Home care technology can play a critical role in keeping patients out of hospitals and at home, but many providers believe new policies should be used to encourage its adoption.
Advocates for those changes were on Capitol Hill yesterday to push for legislation that would expand the use of such technology, which allows home health agencies and nurses to remotely monitor a patient’s vital signs, like heart activity and blood pressure, and be able to flag troubling symptoms before they become medical emergencies.
Such technology is important as people live longer with more chronic conditions and seek to stay in their homes, the advocates told congressional staff at a presentation sponsored by Philips Healthcare, the National Association for Home Care and Hospice and the Home Care Technology Association of America. It also could be critical as Medicare prepares to penalize hospitals next year for frequently readmitting patients within 30 days for heart failure, heart attacks and pneumonia.
“We have to come up with other solutions to manage these chronic conditions outside the expensive acute care setting,” said Mark Szewczyk, the general manager of remote patient monitoring at Philips Healthcare, a company that provides diagnostic, treatment and preventive care products including many for home health. “Telehealth and remote monitoring are really going to be solutions in the future. The reimbursement and policy piece is what we’re waiting to catch up.”
Medicare and most private insurers do not reimburse for home health care technology despite its increasing use among providers. Legislation pending in Congress seeks to expand the use of telehealth under Medicare by providing incentives to home health agencies that use it in rural and underserved urban communities and can demonstrate savings. Sen. John Thune (R-S.D.) introduced the Fostering Independence Through Technology (FITT) Act last March with eight co-sponsors.
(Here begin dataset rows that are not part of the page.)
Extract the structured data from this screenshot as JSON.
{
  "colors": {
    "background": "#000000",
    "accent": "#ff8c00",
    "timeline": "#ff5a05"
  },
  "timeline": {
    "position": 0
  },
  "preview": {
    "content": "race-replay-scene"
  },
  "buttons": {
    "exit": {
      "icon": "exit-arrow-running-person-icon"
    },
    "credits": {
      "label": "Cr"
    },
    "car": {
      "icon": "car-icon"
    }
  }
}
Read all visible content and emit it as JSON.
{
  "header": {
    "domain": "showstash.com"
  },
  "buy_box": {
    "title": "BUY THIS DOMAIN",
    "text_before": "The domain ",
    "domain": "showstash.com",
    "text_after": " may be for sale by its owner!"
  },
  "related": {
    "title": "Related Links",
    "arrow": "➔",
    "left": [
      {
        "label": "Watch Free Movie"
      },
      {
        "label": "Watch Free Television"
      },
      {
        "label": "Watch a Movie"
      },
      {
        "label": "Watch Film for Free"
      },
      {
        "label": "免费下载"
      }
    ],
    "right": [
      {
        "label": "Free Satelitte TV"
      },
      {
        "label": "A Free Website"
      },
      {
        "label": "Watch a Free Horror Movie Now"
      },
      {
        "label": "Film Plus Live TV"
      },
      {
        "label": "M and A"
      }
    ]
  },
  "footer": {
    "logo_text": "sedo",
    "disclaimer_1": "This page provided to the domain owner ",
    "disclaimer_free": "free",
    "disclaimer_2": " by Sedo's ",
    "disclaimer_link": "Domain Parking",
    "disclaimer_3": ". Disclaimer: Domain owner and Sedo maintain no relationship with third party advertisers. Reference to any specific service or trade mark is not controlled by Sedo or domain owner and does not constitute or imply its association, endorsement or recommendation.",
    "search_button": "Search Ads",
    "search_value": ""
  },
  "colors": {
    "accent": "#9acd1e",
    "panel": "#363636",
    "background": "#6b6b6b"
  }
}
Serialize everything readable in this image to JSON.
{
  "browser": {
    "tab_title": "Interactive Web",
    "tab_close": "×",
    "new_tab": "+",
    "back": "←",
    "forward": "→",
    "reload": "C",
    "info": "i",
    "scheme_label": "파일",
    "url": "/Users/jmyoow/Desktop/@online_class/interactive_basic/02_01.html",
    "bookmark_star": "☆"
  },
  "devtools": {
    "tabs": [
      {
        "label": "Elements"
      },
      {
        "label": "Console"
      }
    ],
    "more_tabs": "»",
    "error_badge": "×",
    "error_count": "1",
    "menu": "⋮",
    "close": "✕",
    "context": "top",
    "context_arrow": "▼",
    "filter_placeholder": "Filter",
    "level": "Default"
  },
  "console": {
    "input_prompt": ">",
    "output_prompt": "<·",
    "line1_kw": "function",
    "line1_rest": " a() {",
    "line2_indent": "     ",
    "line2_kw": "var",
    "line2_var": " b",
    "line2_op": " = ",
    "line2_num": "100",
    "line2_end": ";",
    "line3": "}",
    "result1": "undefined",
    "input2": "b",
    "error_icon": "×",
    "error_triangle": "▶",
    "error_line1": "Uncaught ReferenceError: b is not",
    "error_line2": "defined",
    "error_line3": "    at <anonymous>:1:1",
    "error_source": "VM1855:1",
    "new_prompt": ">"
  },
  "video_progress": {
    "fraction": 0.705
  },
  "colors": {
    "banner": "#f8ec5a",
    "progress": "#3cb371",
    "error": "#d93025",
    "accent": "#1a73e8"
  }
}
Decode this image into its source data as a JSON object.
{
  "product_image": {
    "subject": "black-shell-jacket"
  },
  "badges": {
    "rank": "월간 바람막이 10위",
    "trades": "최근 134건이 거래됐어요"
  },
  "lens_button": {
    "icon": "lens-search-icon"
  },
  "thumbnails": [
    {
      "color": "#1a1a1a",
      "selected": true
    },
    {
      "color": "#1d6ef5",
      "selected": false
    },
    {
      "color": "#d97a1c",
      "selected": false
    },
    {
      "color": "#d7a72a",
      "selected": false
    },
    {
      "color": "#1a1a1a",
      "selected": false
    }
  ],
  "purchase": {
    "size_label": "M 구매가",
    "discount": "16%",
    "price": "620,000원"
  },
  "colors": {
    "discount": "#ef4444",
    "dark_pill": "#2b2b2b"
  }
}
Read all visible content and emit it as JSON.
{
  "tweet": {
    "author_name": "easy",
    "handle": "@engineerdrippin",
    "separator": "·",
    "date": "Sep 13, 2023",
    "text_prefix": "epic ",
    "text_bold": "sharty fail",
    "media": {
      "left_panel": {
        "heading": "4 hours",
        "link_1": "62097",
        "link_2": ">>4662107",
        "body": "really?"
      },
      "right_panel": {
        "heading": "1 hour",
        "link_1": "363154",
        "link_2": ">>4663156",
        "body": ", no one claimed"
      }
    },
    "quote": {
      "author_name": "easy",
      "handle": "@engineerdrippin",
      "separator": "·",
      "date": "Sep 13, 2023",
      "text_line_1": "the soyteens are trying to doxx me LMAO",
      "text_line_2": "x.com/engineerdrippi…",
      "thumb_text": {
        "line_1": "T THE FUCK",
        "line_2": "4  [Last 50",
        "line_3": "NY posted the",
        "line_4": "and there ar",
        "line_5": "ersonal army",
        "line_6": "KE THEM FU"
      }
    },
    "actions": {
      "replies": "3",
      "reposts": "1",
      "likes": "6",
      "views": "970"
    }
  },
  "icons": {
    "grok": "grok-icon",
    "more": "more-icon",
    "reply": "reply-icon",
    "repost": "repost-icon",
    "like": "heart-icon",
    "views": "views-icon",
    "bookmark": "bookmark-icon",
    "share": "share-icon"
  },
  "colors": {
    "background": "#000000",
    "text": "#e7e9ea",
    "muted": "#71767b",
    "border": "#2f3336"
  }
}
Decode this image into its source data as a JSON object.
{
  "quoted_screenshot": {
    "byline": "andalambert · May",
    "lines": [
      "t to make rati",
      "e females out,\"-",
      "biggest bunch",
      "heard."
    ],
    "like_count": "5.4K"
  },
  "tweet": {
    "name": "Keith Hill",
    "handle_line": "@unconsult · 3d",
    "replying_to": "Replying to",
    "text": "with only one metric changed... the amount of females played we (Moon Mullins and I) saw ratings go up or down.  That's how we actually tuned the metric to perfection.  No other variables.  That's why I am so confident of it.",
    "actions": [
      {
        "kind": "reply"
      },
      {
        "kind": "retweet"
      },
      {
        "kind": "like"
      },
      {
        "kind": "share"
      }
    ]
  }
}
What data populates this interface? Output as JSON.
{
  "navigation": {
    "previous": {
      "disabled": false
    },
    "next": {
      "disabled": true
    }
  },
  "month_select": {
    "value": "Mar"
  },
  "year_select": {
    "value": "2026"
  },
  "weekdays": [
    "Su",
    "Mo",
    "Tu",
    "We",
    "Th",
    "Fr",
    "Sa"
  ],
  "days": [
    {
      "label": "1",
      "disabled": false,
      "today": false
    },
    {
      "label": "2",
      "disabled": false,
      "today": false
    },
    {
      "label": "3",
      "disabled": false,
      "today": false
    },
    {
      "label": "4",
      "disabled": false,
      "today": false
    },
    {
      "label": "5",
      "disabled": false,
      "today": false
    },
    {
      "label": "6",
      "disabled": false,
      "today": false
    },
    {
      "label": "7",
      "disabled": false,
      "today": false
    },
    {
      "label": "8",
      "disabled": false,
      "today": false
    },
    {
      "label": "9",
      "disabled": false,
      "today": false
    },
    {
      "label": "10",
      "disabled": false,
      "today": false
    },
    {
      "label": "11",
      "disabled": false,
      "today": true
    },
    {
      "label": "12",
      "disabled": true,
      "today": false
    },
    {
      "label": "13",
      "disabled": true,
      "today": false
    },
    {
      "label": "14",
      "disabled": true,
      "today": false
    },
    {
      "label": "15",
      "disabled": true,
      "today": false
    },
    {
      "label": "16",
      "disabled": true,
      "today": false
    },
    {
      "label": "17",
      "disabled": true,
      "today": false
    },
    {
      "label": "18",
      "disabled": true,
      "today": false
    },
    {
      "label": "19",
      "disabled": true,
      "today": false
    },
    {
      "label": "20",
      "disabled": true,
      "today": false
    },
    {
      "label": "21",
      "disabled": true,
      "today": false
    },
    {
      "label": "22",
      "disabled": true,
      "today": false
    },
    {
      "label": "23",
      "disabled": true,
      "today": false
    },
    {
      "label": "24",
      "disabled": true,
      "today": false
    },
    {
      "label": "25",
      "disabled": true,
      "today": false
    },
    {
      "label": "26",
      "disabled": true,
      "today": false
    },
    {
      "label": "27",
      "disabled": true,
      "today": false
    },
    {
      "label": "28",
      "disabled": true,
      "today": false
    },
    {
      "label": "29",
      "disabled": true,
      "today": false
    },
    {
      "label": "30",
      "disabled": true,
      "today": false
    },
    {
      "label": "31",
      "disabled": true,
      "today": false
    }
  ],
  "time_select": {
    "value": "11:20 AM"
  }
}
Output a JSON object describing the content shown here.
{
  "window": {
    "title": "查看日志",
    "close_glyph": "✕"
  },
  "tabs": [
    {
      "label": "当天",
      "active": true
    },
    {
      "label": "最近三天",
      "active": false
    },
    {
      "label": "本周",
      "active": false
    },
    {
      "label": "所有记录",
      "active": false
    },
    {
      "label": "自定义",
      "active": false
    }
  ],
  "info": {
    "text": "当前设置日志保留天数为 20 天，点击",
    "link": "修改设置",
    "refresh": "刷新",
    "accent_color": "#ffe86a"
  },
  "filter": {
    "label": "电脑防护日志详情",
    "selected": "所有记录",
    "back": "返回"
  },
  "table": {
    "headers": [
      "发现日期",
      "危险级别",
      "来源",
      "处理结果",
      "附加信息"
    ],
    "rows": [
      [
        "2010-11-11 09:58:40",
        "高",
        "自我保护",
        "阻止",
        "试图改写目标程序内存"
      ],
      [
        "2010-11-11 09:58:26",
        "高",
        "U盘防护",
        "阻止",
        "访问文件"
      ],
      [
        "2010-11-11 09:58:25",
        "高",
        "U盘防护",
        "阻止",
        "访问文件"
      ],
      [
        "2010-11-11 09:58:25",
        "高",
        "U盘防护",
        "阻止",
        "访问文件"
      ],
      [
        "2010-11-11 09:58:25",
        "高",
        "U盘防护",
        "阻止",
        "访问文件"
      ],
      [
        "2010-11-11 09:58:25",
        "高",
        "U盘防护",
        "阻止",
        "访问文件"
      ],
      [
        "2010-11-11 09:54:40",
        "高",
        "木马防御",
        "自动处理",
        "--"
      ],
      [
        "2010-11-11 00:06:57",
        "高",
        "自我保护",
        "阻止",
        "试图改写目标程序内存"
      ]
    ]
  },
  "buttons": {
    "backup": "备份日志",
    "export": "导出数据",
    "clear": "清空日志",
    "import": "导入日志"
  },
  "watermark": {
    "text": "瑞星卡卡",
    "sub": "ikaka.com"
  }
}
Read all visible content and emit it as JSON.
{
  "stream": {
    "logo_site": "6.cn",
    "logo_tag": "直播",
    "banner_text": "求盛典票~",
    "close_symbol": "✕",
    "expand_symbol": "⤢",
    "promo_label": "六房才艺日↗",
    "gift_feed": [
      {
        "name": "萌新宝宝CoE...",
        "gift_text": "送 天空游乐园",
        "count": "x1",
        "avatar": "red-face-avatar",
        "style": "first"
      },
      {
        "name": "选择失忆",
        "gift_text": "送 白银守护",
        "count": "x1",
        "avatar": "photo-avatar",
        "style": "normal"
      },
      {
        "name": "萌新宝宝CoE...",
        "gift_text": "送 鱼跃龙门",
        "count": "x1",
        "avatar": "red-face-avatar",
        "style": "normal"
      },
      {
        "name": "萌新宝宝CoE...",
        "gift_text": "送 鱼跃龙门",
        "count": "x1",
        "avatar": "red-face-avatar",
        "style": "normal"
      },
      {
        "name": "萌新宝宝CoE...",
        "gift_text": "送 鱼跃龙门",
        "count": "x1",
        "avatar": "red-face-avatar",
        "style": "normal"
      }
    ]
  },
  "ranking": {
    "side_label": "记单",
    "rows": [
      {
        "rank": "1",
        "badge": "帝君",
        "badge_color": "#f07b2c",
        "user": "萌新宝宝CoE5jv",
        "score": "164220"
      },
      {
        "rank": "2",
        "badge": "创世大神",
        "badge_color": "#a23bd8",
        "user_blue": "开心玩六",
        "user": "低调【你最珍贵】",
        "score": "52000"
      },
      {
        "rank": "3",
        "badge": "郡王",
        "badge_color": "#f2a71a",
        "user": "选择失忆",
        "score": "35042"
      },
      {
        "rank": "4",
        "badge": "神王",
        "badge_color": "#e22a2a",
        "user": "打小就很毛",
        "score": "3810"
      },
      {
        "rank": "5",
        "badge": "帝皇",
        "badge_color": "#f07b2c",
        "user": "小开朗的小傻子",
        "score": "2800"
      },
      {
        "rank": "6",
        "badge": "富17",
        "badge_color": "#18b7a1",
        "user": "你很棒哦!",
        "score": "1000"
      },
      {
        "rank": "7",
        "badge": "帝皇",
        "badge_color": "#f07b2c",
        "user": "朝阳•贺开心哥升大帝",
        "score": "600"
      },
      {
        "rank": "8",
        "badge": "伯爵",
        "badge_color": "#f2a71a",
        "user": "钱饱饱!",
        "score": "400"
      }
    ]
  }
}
The bill creates pilot programs and other implementation procedures for efforts to demonstrate health savings and performance targets. Participants at the event are pushing for its passage this year, believing it might be likely as more lawmakers seek bipartisan cost-saving solutions.
“You wouldn’t need a FITT Act if Medicare wasn’t out of sync with today’s medical needs,” said Suzanne Mintz, president and CEO of the National Family Caregivers Association. “The fact that Medicare doesn’t cover it is a sign that Medicare was designed as an acute care program for people who didn’t have many years to live.”
About 90 percent of seniors have at least one chronic condition and about 77 percent have two or more, according to Szewczyk.
Home health agencies are increasingly investing in such technology despite limited resources and the lack of reimbursement because they believe it will provide future cost savings. Telehealth sales are growing at an average of about 35-40 percent a year, Szewczyk said.
Speakers at the Hill meeting also noted the support that such systems can provide to patients and their families. “Family caregivers, despite their numbers, feel very isolated,” Mintz said. “The idea of being connected to a nurse who can react on the spot … has a very powerful effect.”